Nearly half of married couples are missing out on a tax allowance worth £230 a year, according to HM Revenue and Customs.
Since it was introduced in 2015, only 2.2 million couples have claimed the marriage tax allowance from 4.4 million eligible.
According to the Government the application process is now simpler.
Last year HMRC reported that only a quarter of eligible couples – married couples and those in a civil partnership – were claiming.
The latest figures were obtained as the result of a Freedom of Information request to HMRC by insurance company Royal London.
Steve Webb, director of policy at Royal London, said: “When family finances are so tight, I would encourage every married couple to check whether they might be eligible, including for the last two years, as they could qualify for a useful lump sum as well as a reduction in their ongoing tax bill.”
This is now the Marriage Allowance works:
Partners must either be married or in a civil partnership.
One partner must be working, and paying tax at the basic rate of 20%. If he or she is earning over £45,000 (£43,000 in Scotland) they are not eligible.
The other partner must be earning less than £11,500 in 2017-18, meaning they pay no tax.

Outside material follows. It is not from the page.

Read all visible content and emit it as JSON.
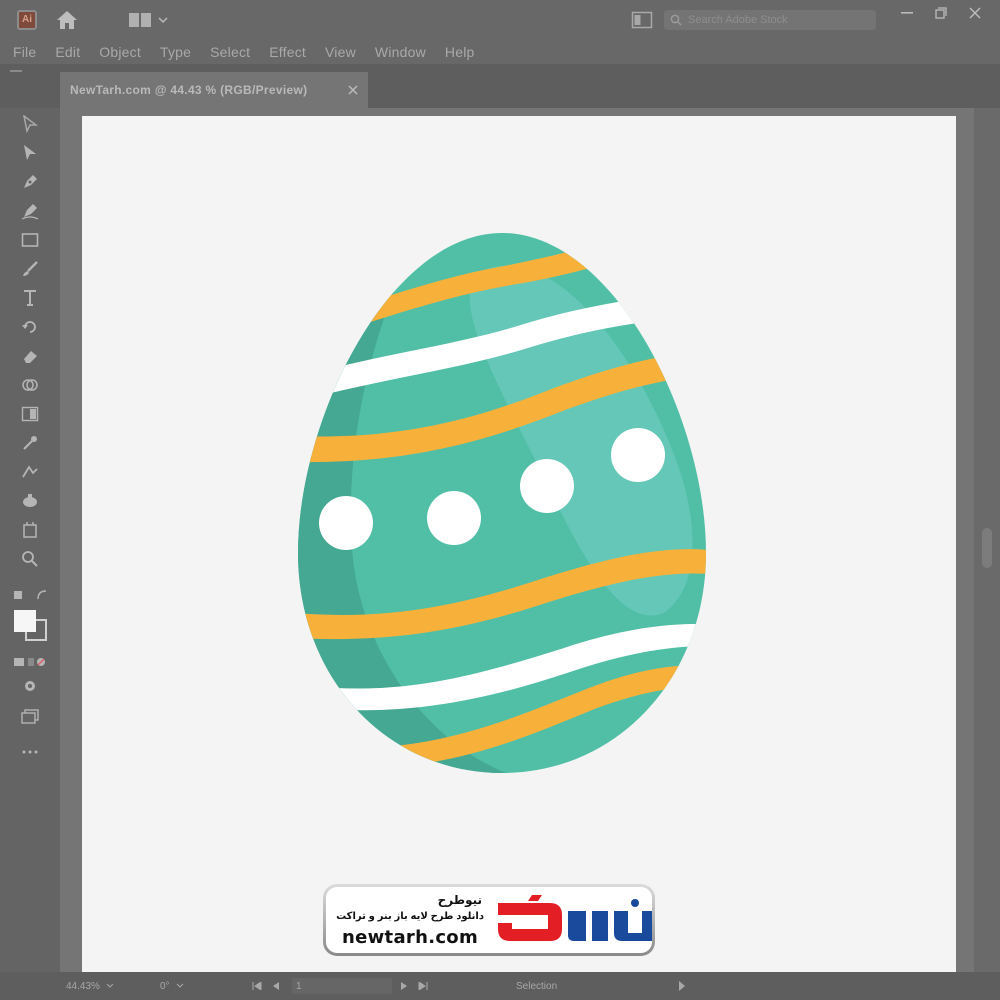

If the above conditions are satisfied, the partner not paying tax can transfer 10% of his or her tax allowance to a partner, so saving £230 in this tax year.
Back-claims can be made for previous years.
HMRC has organised advertising campaigns to persuade people to apply for the allowance.
A spokesman for HMRC said: “Applications have increased year on year, and the application process is easy, and families can apply at a time which is convenient for them.”
A government spokesman said: “2.2 million couples across the UK are keeping more of the money they earn thanks to the Marriage Allowance.
“Applications have increased year on year and we have simplified the application process to make it easier for families to apply at a time which is convenient for them.”